Eman Samy Ibrahim Foda
Afaf Gaber Ibrahim
Aida Mohey Mohamed Ali
Ahmed Moustafa El-Menshawy
Heba Mahmoud Taha Elweshahi



Patient safety culture (PSC) is a vital feature to assess the ability of any healthcare setting in addressing and reducing patients harm. This study attempted to assess the PSC in Intensive Care Units (ICUs) at Alexandria Main University Hospital (AMUH) from the point of view of physicians and nurses.


A cross-sectional study was implemented in two ICUs at AMUH over period of six months. Seventy-two participants were interviewed using the Hospital Patient Safety Scale, customized by the Agency for Healthcare Research and Quality (AHRQ).


The average positive response to individual items in the patient safety scale ranged from 2.7% to 79.2%. The “Teamwork within Units” dimension had the utmost average percentage positive score (63.5%) amongst all participants, on the other hand, the “Non-Punitive Response to Errors” dimension had the lowest one (12.0%). Less than half (45.8%) of the interviewed participants rated patient’s safety at the hospital as accepted.

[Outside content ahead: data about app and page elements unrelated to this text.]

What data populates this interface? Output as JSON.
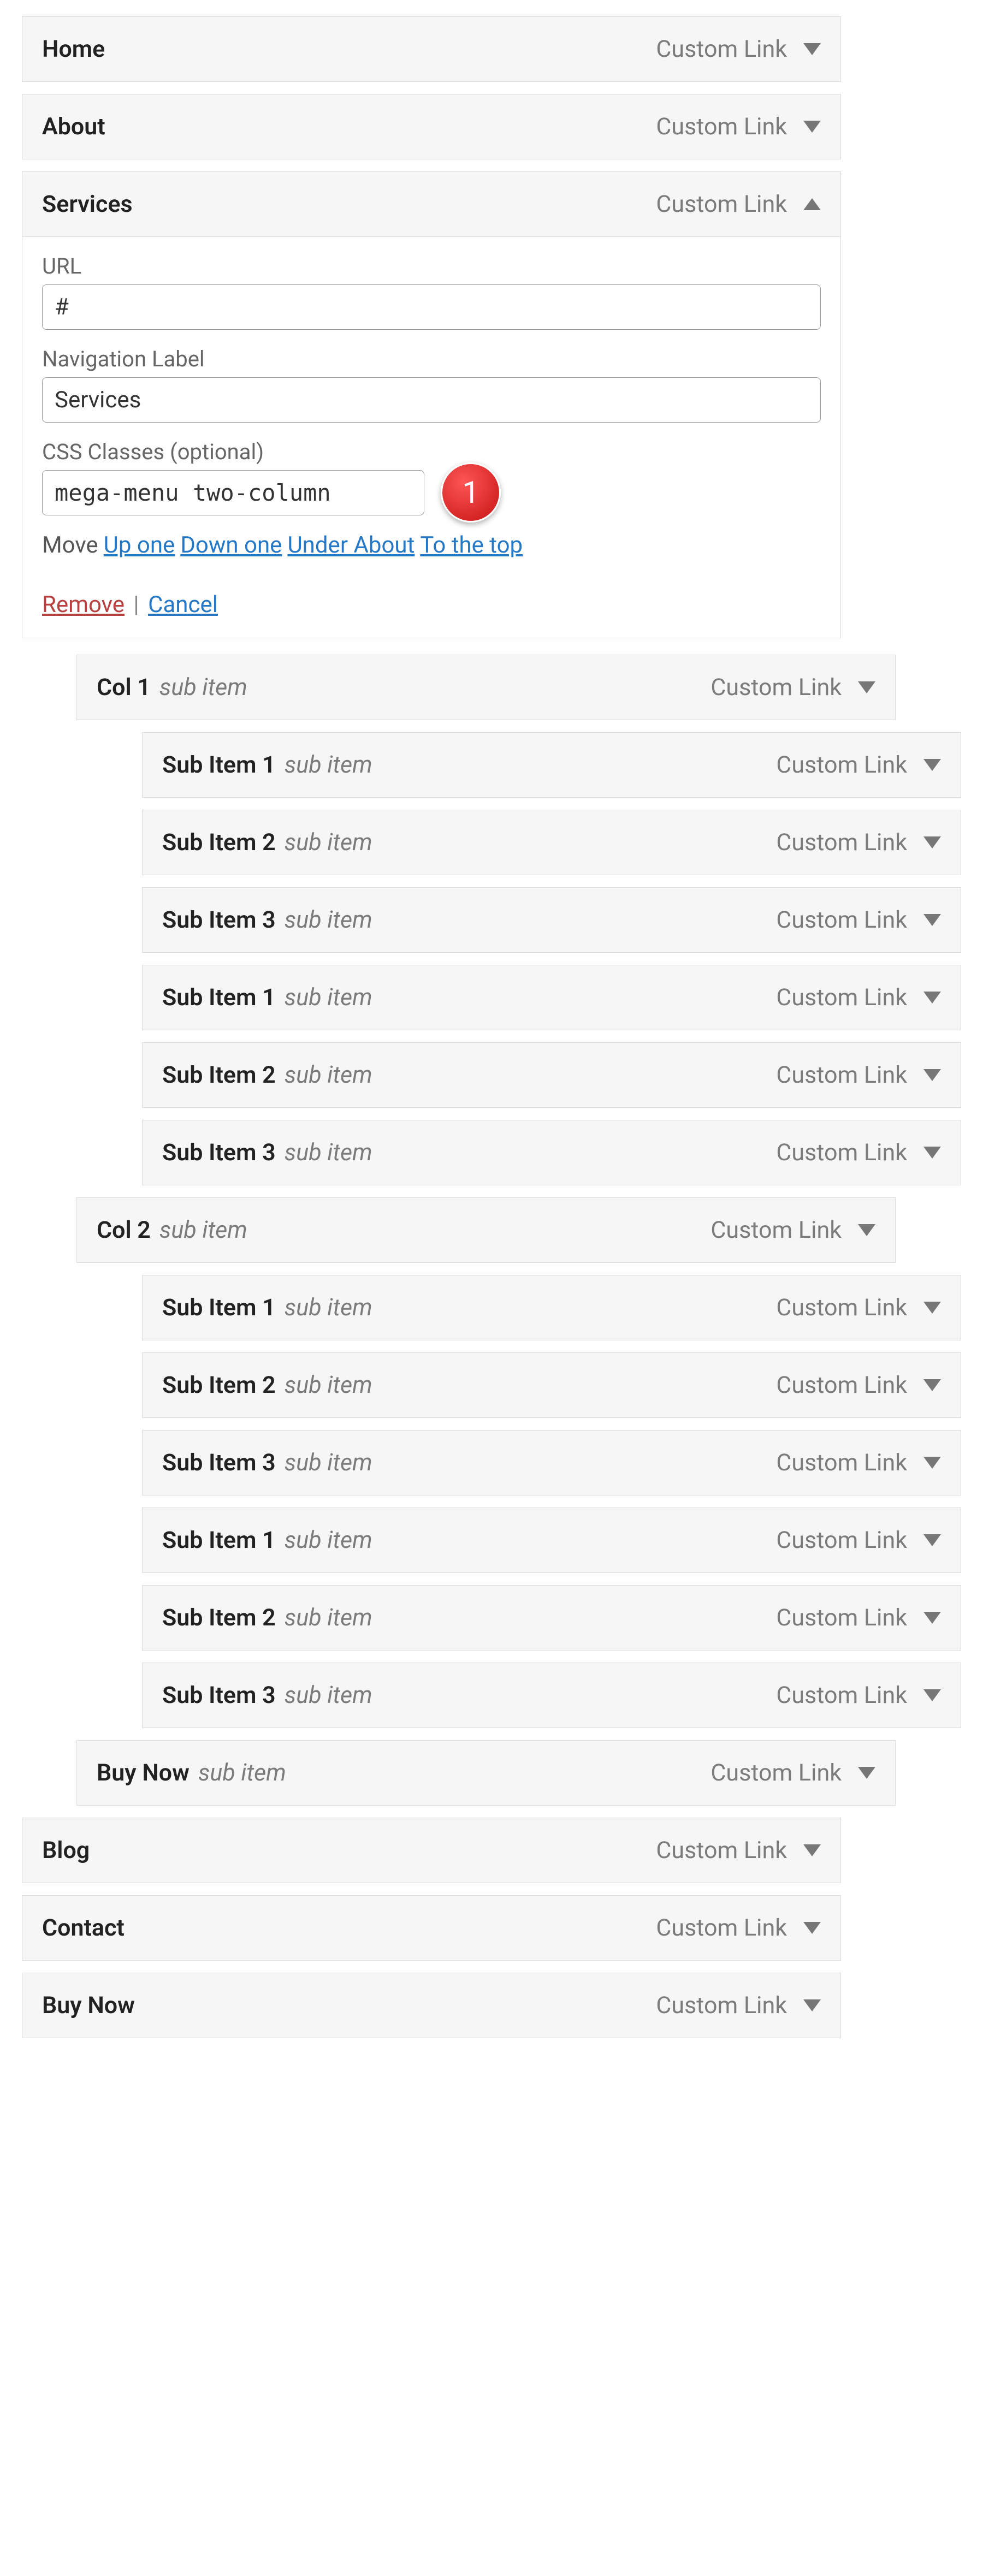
{
  "callouts": {
    "c1": "1"
  },
  "labels": {
    "url": "URL",
    "navLabel": "Navigation Label",
    "cssClasses": "CSS Classes (optional)",
    "move": "Move",
    "upOne": "Up one",
    "downOne": "Down one",
    "underAbout": "Under About",
    "toTop": "To the top",
    "remove": "Remove",
    "sep": " | ",
    "cancel": "Cancel",
    "customLink": "Custom Link",
    "subItem": "sub item"
  },
  "expanded": {
    "title": "Services",
    "url": "#",
    "navValue": "Services",
    "cssValue": "mega-menu two-column"
  },
  "items": [
    {
      "depth": 0,
      "title": "Home",
      "sub": "",
      "open": false
    },
    {
      "depth": 0,
      "title": "About",
      "sub": "",
      "open": false
    },
    {
      "depth": 0,
      "title": "Services",
      "sub": "",
      "open": true
    },
    {
      "depth": 1,
      "title": "Col 1",
      "sub": "sub item",
      "open": false
    },
    {
      "depth": 2,
      "title": "Sub Item 1",
      "sub": "sub item",
      "open": false
    },
    {
      "depth": 2,
      "title": "Sub Item 2",
      "sub": "sub item",
      "open": false
    },
    {
      "depth": 2,
      "title": "Sub Item 3",
      "sub": "sub item",
      "open": false
    },
    {
      "depth": 2,
      "title": "Sub Item 1",
      "sub": "sub item",
      "open": false
    },
    {
      "depth": 2,
      "title": "Sub Item 2",
      "sub": "sub item",
      "open": false
    },
    {
      "depth": 2,
      "title": "Sub Item 3",
      "sub": "sub item",
      "open": false
    },
    {
      "depth": 1,
      "title": "Col 2",
      "sub": "sub item",
      "open": false
    },
    {
      "depth": 2,
      "title": "Sub Item 1",
      "sub": "sub item",
      "open": false
    },
    {
      "depth": 2,
      "title": "Sub Item 2",
      "sub": "sub item",
      "open": false
    },
    {
      "depth": 2,
      "title": "Sub Item 3",
      "sub": "sub item",
      "open": false
    },
    {
      "depth": 2,
      "title": "Sub Item 1",
      "sub": "sub item",
      "open": false
    },
    {
      "depth": 2,
      "title": "Sub Item 2",
      "sub": "sub item",
      "open": false
    },
    {
      "depth": 2,
      "title": "Sub Item 3",
      "sub": "sub item",
      "open": false
    },
    {
      "depth": 1,
      "title": "Buy Now",
      "sub": "sub item",
      "open": false
    },
    {
      "depth": 0,
      "title": "Blog",
      "sub": "",
      "open": false
    },
    {
      "depth": 0,
      "title": "Contact",
      "sub": "",
      "open": false
    },
    {
      "depth": 0,
      "title": "Buy Now",
      "sub": "",
      "open": false
    }
  ]
}
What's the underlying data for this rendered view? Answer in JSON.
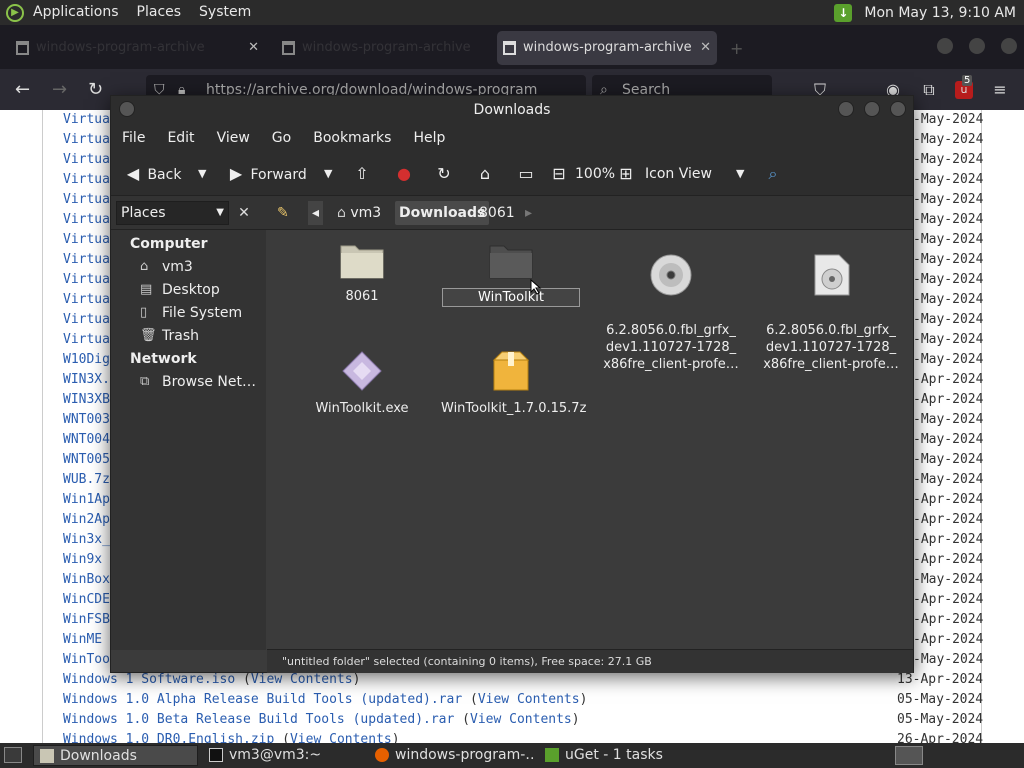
{
  "top_panel": {
    "menus": [
      "Applications",
      "Places",
      "System"
    ],
    "clock": "Mon May 13,  9:10 AM"
  },
  "firefox": {
    "tabs": [
      {
        "label": "windows-program-archive",
        "active": false
      },
      {
        "label": "windows-program-archive",
        "active": false
      },
      {
        "label": "windows-program-archive",
        "active": true
      }
    ],
    "url": "https://archive.org/download/windows-program",
    "search_placeholder": "Search",
    "ext_badge": "5"
  },
  "listing": {
    "rows_partial": [
      "Virtua",
      "Virtua",
      "Virtua",
      "Virtua",
      "Virtua",
      "Virtua",
      "Virtua",
      "Virtua",
      "Virtua",
      "Virtua",
      "Virtua",
      "Virtua",
      "W10Dig",
      "WIN3X.",
      "WIN3XB",
      "WNT003",
      "WNT004",
      "WNT005",
      "WUB.7z",
      "Win1Ap",
      "Win2Ap",
      "Win3x_",
      "Win9x ",
      "WinBox",
      "WinCDE",
      "WinFSB",
      "WinME ",
      "WinToo"
    ],
    "dates_partial": [
      "-May-2024",
      "-May-2024",
      "-May-2024",
      "-May-2024",
      "-May-2024",
      "-May-2024",
      "-May-2024",
      "-May-2024",
      "-May-2024",
      "-May-2024",
      "-May-2024",
      "-May-2024",
      "-May-2024",
      "-Apr-2024",
      "-Apr-2024",
      "-May-2024",
      "-May-2024",
      "-May-2024",
      "-May-2024",
      "-Apr-2024",
      "-Apr-2024",
      "-Apr-2024",
      "-Apr-2024",
      "-May-2024",
      "-Apr-2024",
      "-Apr-2024",
      "-Apr-2024",
      "-May-2024"
    ],
    "rows_full": [
      {
        "name": "Windows 1 Software.iso",
        "link": "View Contents",
        "date": "13-Apr-2024"
      },
      {
        "name": "Windows 1.0 Alpha Release Build Tools (updated).rar",
        "link": "View Contents",
        "date": "05-May-2024"
      },
      {
        "name": "Windows 1.0 Beta Release Build Tools (updated).rar",
        "link": "View Contents",
        "date": "05-May-2024"
      },
      {
        "name": "Windows 1.0 DR0.English.zip",
        "link": "View Contents",
        "date": "26-Apr-2024"
      }
    ]
  },
  "nautilus": {
    "title": "Downloads",
    "menus": [
      "File",
      "Edit",
      "View",
      "Go",
      "Bookmarks",
      "Help"
    ],
    "toolbar": {
      "back": "Back",
      "forward": "Forward",
      "zoom": "100%",
      "view_mode": "Icon View"
    },
    "places_combo": "Places",
    "crumbs": [
      "vm3",
      "Downloads",
      "8061"
    ],
    "sidebar": {
      "computer_header": "Computer",
      "computer_items": [
        "vm3",
        "Desktop",
        "File System",
        "Trash"
      ],
      "network_header": "Network",
      "network_items": [
        "Browse Net…"
      ]
    },
    "files": [
      {
        "name": "8061",
        "kind": "folder"
      },
      {
        "name": "WinToolkit",
        "kind": "folder-renaming"
      },
      {
        "name": "6.2.8056.0.fbl_grfx_\ndev1.110727-1728_\nx86fre_client-profe…",
        "kind": "disc"
      },
      {
        "name": "6.2.8056.0.fbl_grfx_\ndev1.110727-1728_\nx86fre_client-profe…",
        "kind": "disc-file"
      },
      {
        "name": "WinToolkit.exe",
        "kind": "exe"
      },
      {
        "name": "WinToolkit_1.7.0.15.7z",
        "kind": "archive"
      }
    ],
    "status": "\"untitled folder\" selected (containing 0 items), Free space: 27.1 GB"
  },
  "taskbar": {
    "tasks": [
      "Downloads",
      "vm3@vm3:~",
      "windows-program-…",
      "uGet - 1 tasks"
    ]
  }
}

PSC is friable in targeted ICUs, much of work is needed to raise the responsiveness of health care givers regarding this issue. Executives and supervisors need to encourage the practices of PS through a blame free culture.